The 12 members of the deficit-cutting Super Congress might be the most popular people in Washington. As they deliberate how to identify more than $1 trillion in spending cuts, special interests are determined to protect their pet programs — and one way to do so is with campaign contributions.

The committee held a rare public meeting Wednesday, and the debate centered on potential savings from the Defense Department budget, given President Obama’s decision to withdraw all troops from Iraq by year’s end. Any cuts to defense spending won’t sit well with defense contractors like Lockheed Martin and Honeywell, who — among others — have been trying to bullet-proof themselves with campaign contributions.

In just six weeks after the committee members were named, political action committees for almost 100 special interests ponied up more than $300,000  in contributions to the lawmakers. The donations will continue to pour in until the committee has finished its work shortly before Thanksgiving.

Formed as part of a compromise in late July between Republicans and Democrats in Congress, the committee must come up with $1.5 trillion or more in budget savings, enough to match increases in the government's ability to borrow enough money to pay its bills through the beginning of 2013. The whole Congress is required to take an up-or-down vote on the committee’s recommendations by Dec. 23.

Sandy Johnson

Sandy Johnson is the Managing Editor of Politics and Government at iWatch.

Johnson spent most of her 30-year-career at The Associated Press, where she oversaw the wire service’s coverage of the federal government, elections and politics as Washington bureau chief from 1998 to 2008. Under her stewardship, the 120-person Washington bureau won numerous journalism awards for its investigative and political coverage, and stood apart on election night 2000 when Johnson refused to call the winner of the presidential race while the outstanding votes were in question and could tip the presidency either way.
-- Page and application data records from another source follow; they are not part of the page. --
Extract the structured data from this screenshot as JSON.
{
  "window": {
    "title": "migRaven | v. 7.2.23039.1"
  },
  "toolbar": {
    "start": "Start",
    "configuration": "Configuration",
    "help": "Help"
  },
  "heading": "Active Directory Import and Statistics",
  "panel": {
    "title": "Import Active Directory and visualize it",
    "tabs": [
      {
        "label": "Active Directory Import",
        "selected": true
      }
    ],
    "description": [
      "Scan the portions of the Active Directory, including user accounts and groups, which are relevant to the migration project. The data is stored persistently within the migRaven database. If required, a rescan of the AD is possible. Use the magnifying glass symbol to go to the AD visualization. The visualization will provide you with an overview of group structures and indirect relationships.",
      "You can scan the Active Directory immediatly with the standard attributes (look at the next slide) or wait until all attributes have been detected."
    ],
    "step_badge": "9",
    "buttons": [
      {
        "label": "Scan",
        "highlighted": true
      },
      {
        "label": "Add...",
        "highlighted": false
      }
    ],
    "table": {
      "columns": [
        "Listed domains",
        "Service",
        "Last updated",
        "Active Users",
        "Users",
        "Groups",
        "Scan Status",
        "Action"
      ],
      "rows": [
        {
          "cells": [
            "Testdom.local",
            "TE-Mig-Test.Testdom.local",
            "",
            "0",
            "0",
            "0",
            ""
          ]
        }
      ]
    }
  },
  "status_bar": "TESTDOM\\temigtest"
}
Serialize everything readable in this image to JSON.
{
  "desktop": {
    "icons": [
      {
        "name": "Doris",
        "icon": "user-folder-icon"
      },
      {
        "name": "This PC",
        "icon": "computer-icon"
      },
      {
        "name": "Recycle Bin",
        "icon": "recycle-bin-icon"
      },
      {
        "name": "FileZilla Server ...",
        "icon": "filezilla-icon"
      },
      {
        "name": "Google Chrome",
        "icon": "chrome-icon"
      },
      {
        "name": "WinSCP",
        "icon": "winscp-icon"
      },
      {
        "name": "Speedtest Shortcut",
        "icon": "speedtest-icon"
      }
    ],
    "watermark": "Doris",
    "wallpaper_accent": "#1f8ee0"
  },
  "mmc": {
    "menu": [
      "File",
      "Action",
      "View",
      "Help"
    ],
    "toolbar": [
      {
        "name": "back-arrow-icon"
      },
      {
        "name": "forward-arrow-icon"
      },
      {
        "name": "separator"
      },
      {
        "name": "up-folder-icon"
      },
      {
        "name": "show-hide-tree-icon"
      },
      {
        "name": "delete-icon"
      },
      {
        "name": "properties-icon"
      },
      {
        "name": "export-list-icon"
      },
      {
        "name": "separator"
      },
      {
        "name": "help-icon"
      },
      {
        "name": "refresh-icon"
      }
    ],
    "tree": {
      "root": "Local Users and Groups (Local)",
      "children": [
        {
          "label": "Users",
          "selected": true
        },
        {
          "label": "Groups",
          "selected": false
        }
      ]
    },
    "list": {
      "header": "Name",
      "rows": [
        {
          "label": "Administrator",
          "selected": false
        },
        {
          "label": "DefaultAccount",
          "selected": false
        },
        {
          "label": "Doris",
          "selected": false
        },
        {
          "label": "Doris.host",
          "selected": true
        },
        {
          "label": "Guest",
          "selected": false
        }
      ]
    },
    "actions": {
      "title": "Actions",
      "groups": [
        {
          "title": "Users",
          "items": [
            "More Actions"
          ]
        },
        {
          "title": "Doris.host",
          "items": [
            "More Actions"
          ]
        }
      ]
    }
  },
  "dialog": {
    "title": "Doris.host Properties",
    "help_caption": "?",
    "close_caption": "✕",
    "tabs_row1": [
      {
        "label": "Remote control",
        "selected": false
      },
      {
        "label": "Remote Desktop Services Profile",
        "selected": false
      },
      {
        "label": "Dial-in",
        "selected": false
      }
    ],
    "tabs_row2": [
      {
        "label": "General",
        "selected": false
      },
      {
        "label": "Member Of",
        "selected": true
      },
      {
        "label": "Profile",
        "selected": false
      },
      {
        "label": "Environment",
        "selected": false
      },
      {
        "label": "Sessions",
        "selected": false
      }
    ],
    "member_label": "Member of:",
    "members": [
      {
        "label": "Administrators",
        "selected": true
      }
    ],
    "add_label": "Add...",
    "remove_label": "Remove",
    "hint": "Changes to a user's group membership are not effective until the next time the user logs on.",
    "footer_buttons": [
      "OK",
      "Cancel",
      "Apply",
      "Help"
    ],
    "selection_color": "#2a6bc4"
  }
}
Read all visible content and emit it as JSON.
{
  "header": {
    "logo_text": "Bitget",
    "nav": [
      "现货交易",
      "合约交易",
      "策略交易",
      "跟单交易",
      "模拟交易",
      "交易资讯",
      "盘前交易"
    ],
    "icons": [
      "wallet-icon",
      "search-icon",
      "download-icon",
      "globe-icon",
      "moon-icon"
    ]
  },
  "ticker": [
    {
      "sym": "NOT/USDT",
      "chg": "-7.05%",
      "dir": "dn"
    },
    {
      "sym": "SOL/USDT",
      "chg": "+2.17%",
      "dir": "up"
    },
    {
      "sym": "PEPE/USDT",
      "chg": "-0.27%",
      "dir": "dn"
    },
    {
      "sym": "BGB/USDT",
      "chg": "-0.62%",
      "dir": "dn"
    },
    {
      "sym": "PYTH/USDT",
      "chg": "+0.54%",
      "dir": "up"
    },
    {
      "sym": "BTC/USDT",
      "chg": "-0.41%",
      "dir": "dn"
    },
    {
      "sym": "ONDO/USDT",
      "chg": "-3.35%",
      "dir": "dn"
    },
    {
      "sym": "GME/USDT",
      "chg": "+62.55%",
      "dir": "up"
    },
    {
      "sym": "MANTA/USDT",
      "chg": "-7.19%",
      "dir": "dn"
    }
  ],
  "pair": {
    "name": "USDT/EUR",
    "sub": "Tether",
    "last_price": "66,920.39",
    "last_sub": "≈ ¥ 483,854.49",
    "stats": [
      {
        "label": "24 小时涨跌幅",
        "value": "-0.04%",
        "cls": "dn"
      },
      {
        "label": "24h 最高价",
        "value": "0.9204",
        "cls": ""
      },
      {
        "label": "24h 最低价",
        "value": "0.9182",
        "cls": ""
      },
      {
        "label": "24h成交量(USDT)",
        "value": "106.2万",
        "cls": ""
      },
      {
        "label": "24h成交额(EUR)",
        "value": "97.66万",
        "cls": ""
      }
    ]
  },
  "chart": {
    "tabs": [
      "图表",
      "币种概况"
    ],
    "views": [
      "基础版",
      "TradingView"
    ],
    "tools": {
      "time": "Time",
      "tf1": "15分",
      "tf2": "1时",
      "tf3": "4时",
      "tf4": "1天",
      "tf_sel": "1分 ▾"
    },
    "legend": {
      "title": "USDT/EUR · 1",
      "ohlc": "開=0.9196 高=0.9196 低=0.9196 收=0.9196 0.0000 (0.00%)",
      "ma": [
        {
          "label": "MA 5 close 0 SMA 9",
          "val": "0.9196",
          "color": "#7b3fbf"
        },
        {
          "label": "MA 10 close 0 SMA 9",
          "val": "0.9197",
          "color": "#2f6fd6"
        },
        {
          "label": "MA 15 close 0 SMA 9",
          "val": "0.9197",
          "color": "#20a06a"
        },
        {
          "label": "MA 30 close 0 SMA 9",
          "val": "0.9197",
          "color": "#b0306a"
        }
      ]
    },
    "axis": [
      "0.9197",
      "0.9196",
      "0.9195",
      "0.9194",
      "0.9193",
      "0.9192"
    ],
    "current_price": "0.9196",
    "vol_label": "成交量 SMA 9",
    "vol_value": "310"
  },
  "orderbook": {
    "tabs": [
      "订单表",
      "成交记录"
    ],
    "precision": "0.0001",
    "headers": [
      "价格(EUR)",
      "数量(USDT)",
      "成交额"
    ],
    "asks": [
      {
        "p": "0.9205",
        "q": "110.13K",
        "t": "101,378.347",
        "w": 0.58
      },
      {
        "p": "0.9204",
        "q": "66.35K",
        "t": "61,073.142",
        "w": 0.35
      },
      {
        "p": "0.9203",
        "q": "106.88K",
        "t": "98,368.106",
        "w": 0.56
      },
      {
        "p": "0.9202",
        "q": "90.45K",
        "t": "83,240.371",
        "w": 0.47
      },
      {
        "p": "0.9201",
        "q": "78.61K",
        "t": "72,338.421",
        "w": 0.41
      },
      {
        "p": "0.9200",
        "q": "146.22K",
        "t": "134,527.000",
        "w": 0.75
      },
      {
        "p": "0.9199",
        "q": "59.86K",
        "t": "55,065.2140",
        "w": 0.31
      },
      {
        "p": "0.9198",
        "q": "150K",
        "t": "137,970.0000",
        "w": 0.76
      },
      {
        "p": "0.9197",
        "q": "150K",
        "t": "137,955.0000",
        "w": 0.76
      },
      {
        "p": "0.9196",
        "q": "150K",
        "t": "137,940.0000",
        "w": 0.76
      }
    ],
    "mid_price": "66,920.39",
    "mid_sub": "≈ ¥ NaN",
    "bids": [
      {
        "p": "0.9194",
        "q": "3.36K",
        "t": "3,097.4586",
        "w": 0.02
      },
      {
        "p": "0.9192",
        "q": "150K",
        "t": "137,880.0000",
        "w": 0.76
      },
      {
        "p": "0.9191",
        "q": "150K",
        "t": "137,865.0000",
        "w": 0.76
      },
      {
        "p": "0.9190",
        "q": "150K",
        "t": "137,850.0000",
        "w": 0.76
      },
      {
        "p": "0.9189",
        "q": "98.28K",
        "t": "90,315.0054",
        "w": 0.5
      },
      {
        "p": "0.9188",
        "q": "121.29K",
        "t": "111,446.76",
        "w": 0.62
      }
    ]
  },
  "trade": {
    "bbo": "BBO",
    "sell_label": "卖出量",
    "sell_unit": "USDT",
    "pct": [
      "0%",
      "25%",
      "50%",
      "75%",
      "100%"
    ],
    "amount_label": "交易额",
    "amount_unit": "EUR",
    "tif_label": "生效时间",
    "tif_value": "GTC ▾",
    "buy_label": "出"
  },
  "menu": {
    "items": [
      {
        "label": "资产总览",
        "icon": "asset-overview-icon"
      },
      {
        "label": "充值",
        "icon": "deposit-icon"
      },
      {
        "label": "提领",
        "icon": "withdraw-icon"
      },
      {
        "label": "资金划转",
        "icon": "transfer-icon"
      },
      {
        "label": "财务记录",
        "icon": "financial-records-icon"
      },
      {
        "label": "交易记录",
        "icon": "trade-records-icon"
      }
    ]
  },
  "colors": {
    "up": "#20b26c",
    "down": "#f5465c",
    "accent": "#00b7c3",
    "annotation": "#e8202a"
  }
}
As a result, AP was the lone major news outlet in the exit-poll consortium that did not have to reverse its election call. Johnson was subsequently recognized as a Pulitzer finalist for her courage in resisting the pressure to follow the media pack. In 2009-10, she designed and implemented state news content for 28 million readers of the AARP Bulletin.

Aaron Mehta

Aaron Mehta covers the Accountability beat for iWatch, a unit of the Center for Public Integrity, reporting on waste, fraud and whistleblowers in the federal government. Since coming to the Center for Public Integrity as an intern in 2008, he has covered a wide range of topics, including campaign finance, oil spills and government spending. Originally from the Boston area, Mehta graduated with honors from Tufts University in 2007 with a bachelor’s degree in history and communications.

Related Stories

Super Committee: Dems Propose Big Cuts, New Taxes on Rich
By Robert Pear, Jennifer Steinhauer, New York Times News Service | Report

Hide Comments

blog comments powered by Disqus